### Task goal
Scan the entries for lines with the word "text" and copy those lines.

****************************************

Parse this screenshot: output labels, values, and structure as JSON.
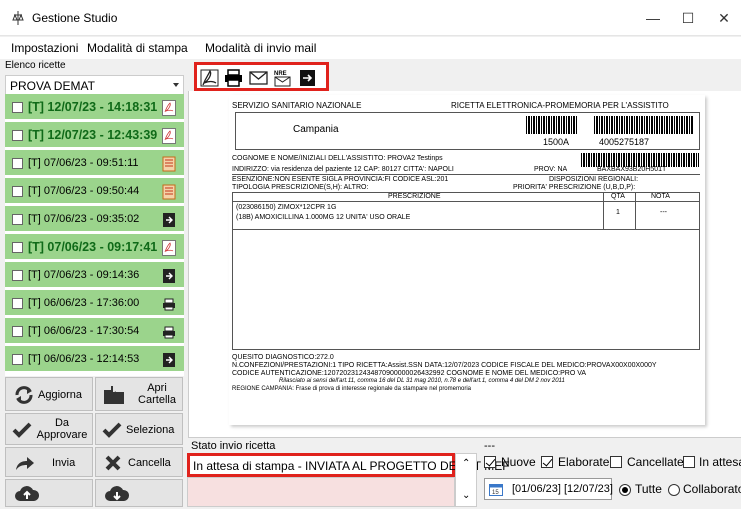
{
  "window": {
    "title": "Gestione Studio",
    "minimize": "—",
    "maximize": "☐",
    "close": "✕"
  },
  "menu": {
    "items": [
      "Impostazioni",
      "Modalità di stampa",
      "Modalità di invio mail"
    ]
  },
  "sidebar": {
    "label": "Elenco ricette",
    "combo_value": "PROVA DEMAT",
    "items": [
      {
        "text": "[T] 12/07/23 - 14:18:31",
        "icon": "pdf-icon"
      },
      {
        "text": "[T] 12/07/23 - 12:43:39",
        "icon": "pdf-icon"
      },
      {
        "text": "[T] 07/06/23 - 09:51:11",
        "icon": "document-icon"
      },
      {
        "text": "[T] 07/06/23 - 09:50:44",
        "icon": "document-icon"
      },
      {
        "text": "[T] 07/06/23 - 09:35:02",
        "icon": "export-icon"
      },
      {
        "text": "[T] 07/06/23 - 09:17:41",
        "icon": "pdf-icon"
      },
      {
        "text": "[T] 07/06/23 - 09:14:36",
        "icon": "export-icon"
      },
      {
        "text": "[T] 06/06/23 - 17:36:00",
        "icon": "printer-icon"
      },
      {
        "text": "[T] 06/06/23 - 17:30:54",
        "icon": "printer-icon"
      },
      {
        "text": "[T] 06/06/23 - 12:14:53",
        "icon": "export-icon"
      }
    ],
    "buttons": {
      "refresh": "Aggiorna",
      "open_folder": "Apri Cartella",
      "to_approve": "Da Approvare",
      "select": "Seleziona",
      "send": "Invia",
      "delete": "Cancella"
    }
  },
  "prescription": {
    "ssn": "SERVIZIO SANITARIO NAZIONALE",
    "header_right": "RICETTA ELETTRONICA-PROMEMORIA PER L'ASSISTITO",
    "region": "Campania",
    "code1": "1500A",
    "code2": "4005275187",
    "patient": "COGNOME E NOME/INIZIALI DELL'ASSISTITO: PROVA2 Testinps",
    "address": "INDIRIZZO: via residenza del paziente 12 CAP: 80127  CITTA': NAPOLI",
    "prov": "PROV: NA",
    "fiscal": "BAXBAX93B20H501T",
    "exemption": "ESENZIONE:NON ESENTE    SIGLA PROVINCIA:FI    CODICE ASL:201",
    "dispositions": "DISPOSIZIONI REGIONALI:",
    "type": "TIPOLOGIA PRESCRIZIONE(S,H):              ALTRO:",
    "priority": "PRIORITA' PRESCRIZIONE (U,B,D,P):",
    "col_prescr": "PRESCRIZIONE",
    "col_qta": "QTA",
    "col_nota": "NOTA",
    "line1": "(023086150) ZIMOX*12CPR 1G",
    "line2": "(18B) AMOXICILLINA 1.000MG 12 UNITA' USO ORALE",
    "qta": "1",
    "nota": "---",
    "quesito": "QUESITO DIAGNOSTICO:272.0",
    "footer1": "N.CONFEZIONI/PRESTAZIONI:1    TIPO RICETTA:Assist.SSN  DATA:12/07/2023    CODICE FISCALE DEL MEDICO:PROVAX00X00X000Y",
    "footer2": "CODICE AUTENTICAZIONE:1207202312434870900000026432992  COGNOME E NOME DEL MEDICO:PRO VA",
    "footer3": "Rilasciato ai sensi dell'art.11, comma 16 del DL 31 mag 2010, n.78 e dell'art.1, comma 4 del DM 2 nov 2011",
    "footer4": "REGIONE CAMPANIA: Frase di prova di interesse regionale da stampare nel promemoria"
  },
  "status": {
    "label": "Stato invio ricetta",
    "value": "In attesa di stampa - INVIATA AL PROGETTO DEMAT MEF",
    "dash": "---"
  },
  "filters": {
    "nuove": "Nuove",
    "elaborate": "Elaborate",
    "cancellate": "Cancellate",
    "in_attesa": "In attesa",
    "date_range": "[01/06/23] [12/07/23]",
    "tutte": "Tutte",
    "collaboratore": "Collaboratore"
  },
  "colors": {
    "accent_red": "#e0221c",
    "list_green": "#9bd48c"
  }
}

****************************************

### Your solution
        "text": "[T] 12/07/23 - 14:18:31",
        "text": "[T] 12/07/23 - 12:43:39",
        "text": "[T] 07/06/23 - 09:51:11",
        "text": "[T] 07/06/23 - 09:50:44",
        "text": "[T] 07/06/23 - 09:35:02",
        "text": "[T] 07/06/23 - 09:17:41",
        "text": "[T] 07/06/23 - 09:14:36",
        "text": "[T] 06/06/23 - 17:36:00",
        "text": "[T] 06/06/23 - 17:30:54",
        "text": "[T] 06/06/23 - 12:14:53",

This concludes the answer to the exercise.